It hasn’t always been pretty for Pittsburgh Pirates closer Joel Hanrahan, but no matter your opinion of the Bucs All-Star, you simply can’t ignore the results.
Many fans have wished the Pirates may have traded Hanrahan for a bat and they may be right that he’s the one trade chip that could fetch a decent hitter, but we’ve crossed that bridge now to the point where Hanrahan is far too valuable to this current Pirates team.
Closers on losing teams are replaceable. Closers on winning teams are not and last time I checked the Pirates were winning.
Like him or not, he gets the job done. You simply can’t argue with the numbers.
In the past year and a half, Hanrahan has converted 63 of his 70 save opportunities.

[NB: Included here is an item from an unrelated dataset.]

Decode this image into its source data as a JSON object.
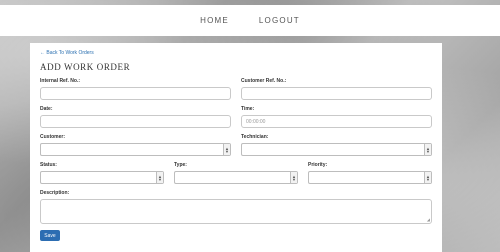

That’s a 90 percent clip, something no other closer that has been in that role for the past two years, other than Detroit’s Jose Valverde (95.5 percent) can boast.
In that span, baseball is batting only .194 against “The Hammer.”
Looking solely at the 2012 season, Hanrahan has converted 23-of-26 save chances, ranking him among the big league leaders once again in saves.
The Hammer is a big part of why the Bucs have the best bullpen ERA (2.48) in all of baseball.
Having Hanrahan down there is a luxury that pays off almost every time.
When the Pirates lead after seven innings, they are 41-0 on the season.
Even in his three blown saves, the Bucs have found a way to bail him out.
It’s a scary thought to think where the Pirates would be without the production of Andrew McCutchen, but the same can be said about Hanrahan as well.
Without him closing the door, the Pirates likely wouldn’t be in first place and probably wouldn’t be in a pennant race.
There are very few automatic things in the game of baseball, but Hanrahnan has been as close as it gets.
It may not be pretty all the time and he may be frustrating to watch, but Hanrahan gets the job done and you can’t argue with the results.